Task requirements: Go through the lines below and repeat each one exactly, skipping pictures.

Data in this exercise:
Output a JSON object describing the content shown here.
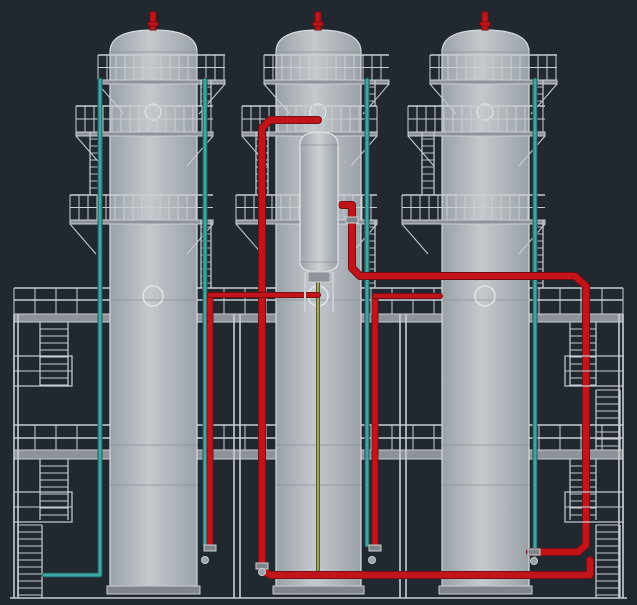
{
  "drawing": {
    "background_color": "#212830",
    "vessel_fill_color": "#b9bfc4",
    "vessel_shade_color": "#9aa1a7",
    "steel_color": "#c9ced2",
    "pipe_red_color": "#c2151b",
    "pipe_red_dark_color": "#7a0d10",
    "pipe_cyan_color": "#3fa7a3",
    "pipe_olive_color": "#a3a35a",
    "vessel_count": 3,
    "receiver_drum_count": 1
  }
}
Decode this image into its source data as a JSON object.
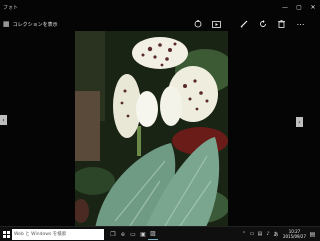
{
  "window": {
    "title": "フォト"
  },
  "toolbar": {
    "back_link": "コレクションを表示",
    "icons": [
      "share-icon",
      "slideshow-icon",
      "edit-icon",
      "rotate-icon",
      "delete-icon",
      "more-icon"
    ]
  },
  "taskbar": {
    "search_placeholder": "Web と Windows を検索",
    "time": "10:27",
    "date": "2015/09/27",
    "ime": "あ"
  },
  "colors": {
    "background": "#050505",
    "taskbar": "#0f0f0f",
    "accent": "#7aa9bb"
  }
}
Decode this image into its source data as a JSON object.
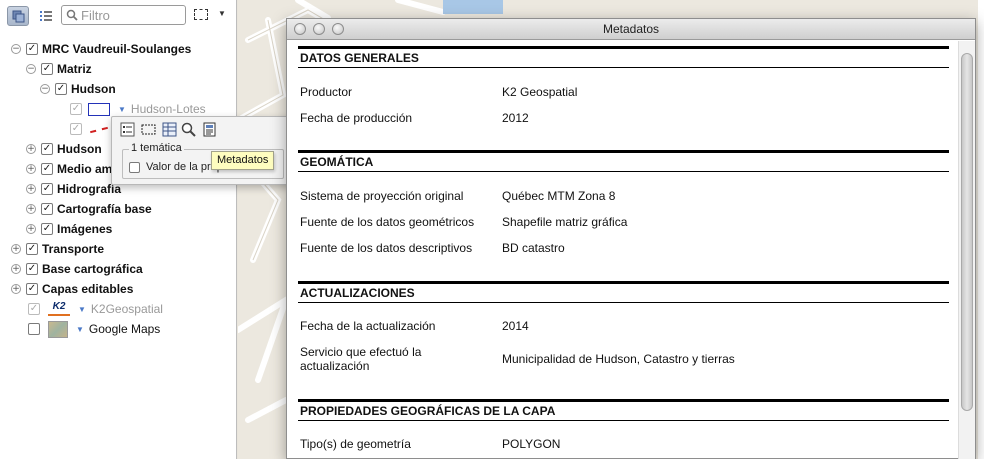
{
  "toolbar": {
    "filter_placeholder": "Filtro"
  },
  "tree": [
    {
      "label": "MRC Vaudreuil-Soulanges",
      "checked": true
    },
    {
      "label": "Matriz",
      "checked": true
    },
    {
      "label": "Hudson",
      "checked": true
    },
    {
      "label": "Hudson-Lotes",
      "checked": true
    },
    {
      "label": "Hudson",
      "checked": true
    },
    {
      "label": "Medio am",
      "checked": true
    },
    {
      "label": "Hidrografía",
      "checked": true
    },
    {
      "label": "Cartografía base",
      "checked": true
    },
    {
      "label": "Imágenes",
      "checked": true
    },
    {
      "label": "Transporte",
      "checked": true
    },
    {
      "label": "Base cartográfica",
      "checked": true
    },
    {
      "label": "Capas editables",
      "checked": true
    },
    {
      "label": "K2Geospatial",
      "checked": true
    },
    {
      "label": "Google Maps",
      "checked": false
    }
  ],
  "popover": {
    "group_title": "1 temática",
    "checkbox_label": "Valor de la propiedad"
  },
  "tooltip": "Metadatos",
  "logo_text": "K2",
  "colors": {
    "map_bg": "#ece8df",
    "road_white": "#ffffff",
    "layer_border": "#2332b8",
    "line_red": "#d02020",
    "disclosure_blue": "#4a78c7"
  },
  "metadata_window": {
    "title": "Metadatos",
    "sections": [
      {
        "heading": "DATOS GENERALES",
        "rows": [
          {
            "key": "Productor",
            "value": "K2 Geospatial"
          },
          {
            "key": "Fecha de producción",
            "value": "2012"
          }
        ]
      },
      {
        "heading": "GEOMÁTICA",
        "rows": [
          {
            "key": "Sistema de proyección original",
            "value": "Québec MTM Zona 8"
          },
          {
            "key": "Fuente de los datos geométricos",
            "value": "Shapefile matriz gráfica"
          },
          {
            "key": "Fuente de los datos descriptivos",
            "value": "BD catastro"
          }
        ]
      },
      {
        "heading": "ACTUALIZACIONES",
        "rows": [
          {
            "key": "Fecha de la actualización",
            "value": "2014"
          },
          {
            "key": "Servicio que efectuó la actualización",
            "value": "Municipalidad de Hudson, Catastro y tierras"
          }
        ]
      },
      {
        "heading": "PROPIEDADES GEOGRÁFICAS DE LA CAPA",
        "rows": [
          {
            "key": "Tipo(s) de geometría",
            "value": "POLYGON"
          }
        ]
      }
    ]
  }
}
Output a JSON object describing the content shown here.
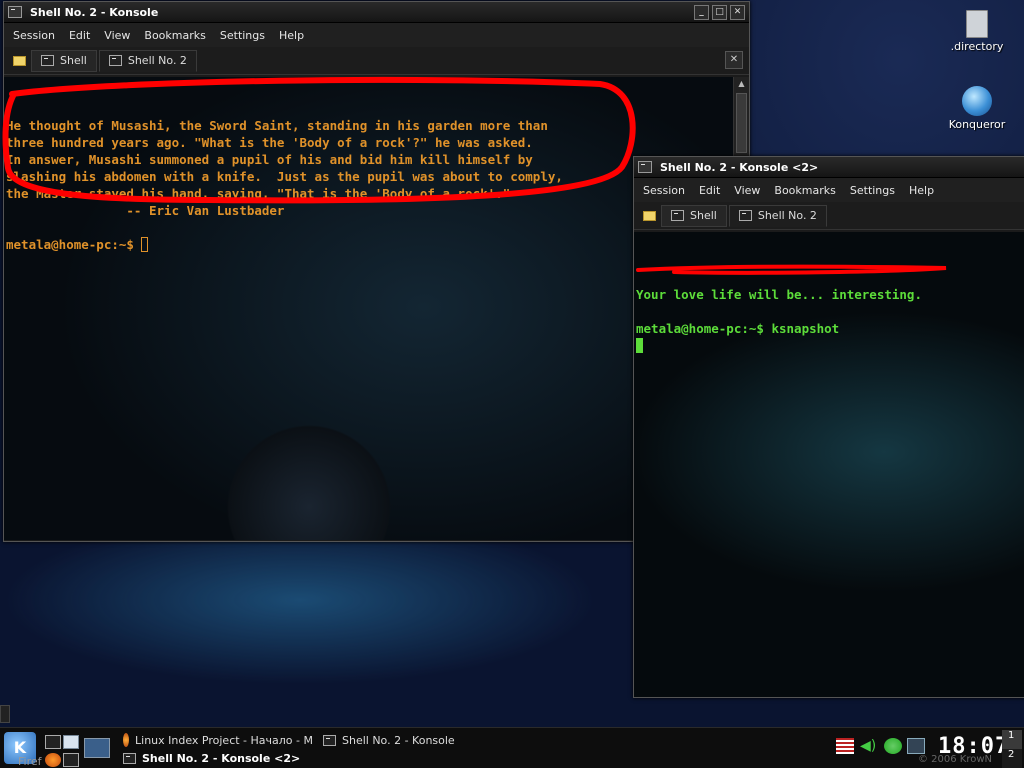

Solution to the exercise:
Output a JSON object describing the content shown here.
{
  "drawing": {
    "background_color": "#212830",
    "vessel_fill_color": "#b9bfc4",
    "vessel_shade_color": "#9aa1a7",
    "steel_color": "#c9ced2",
    "pipe_red_color": "#c2151b",
    "pipe_red_dark_color": "#7a0d10",
    "pipe_cyan_color": "#3fa7a3",
    "pipe_olive_color": "#a3a35a",
    "vessel_count": 3,
    "receiver_drum_count": 1
  }
}
Decode this image into its source data as a JSON object.
{
  "window": {
    "title": "フォト"
  },
  "toolbar": {
    "back_link": "コレクションを表示",
    "icons": [
      "share-icon",
      "slideshow-icon",
      "edit-icon",
      "rotate-icon",
      "delete-icon",
      "more-icon"
    ]
  },
  "taskbar": {
    "search_placeholder": "Web と Windows を検索",
    "time": "10:27",
    "date": "2015/09/27",
    "ime": "あ"
  },
  "colors": {
    "background": "#050505",
    "taskbar": "#0f0f0f",
    "accent": "#7aa9bb"
  }
}
Decode this image into its source data as a JSON object.
{
  "toolbar": {
    "filter_placeholder": "Filtro"
  },
  "tree": [
    {
      "label": "MRC Vaudreuil-Soulanges",
      "checked": true
    },
    {
      "label": "Matriz",
      "checked": true
    },
    {
      "label": "Hudson",
      "checked": true
    },
    {
      "label": "Hudson-Lotes",
      "checked": true
    },
    {
      "label": "Hudson",
      "checked": true
    },
    {
      "label": "Medio am",
      "checked": true
    },
    {
      "label": "Hidrografía",
      "checked": true
    },
    {
      "label": "Cartografía base",
      "checked": true
    },
    {
      "label": "Imágenes",
      "checked": true
    },
    {
      "label": "Transporte",
      "checked": true
    },
    {
      "label": "Base cartográfica",
      "checked": true
    },
    {
      "label": "Capas editables",
      "checked": true
    },
    {
      "label": "K2Geospatial",
      "checked": true
    },
    {
      "label": "Google Maps",
      "checked": false
    }
  ],
  "popover": {
    "group_title": "1 temática",
    "checkbox_label": "Valor de la propiedad"
  },
  "tooltip": "Metadatos",
  "logo_text": "K2",
  "colors": {
    "map_bg": "#ece8df",
    "road_white": "#ffffff",
    "layer_border": "#2332b8",
    "line_red": "#d02020",
    "disclosure_blue": "#4a78c7"
  },
  "metadata_window": {
    "title": "Metadatos",
    "sections": [
      {
        "heading": "DATOS GENERALES",
        "rows": [
          {
            "key": "Productor",
            "value": "K2 Geospatial"
          },
          {
            "key": "Fecha de producción",
            "value": "2012"
          }
        ]
      },
      {
        "heading": "GEOMÁTICA",
        "rows": [
          {
            "key": "Sistema de proyección original",
            "value": "Québec MTM Zona 8"
          },
          {
            "key": "Fuente de los datos geométricos",
            "value": "Shapefile matriz gráfica"
          },
          {
            "key": "Fuente de los datos descriptivos",
            "value": "BD catastro"
          }
        ]
      },
      {
        "heading": "ACTUALIZACIONES",
        "rows": [
          {
            "key": "Fecha de la actualización",
            "value": "2014"
          },
          {
            "key": "Servicio que efectuó la actualización",
            "value": "Municipalidad de Hudson, Catastro y tierras"
          }
        ]
      },
      {
        "heading": "PROPIEDADES GEOGRÁFICAS DE LA CAPA",
        "rows": [
          {
            "key": "Tipo(s) de geometría",
            "value": "POLYGON"
          }
        ]
      }
    ]
  }
}
Output a JSON object describing the content shown here.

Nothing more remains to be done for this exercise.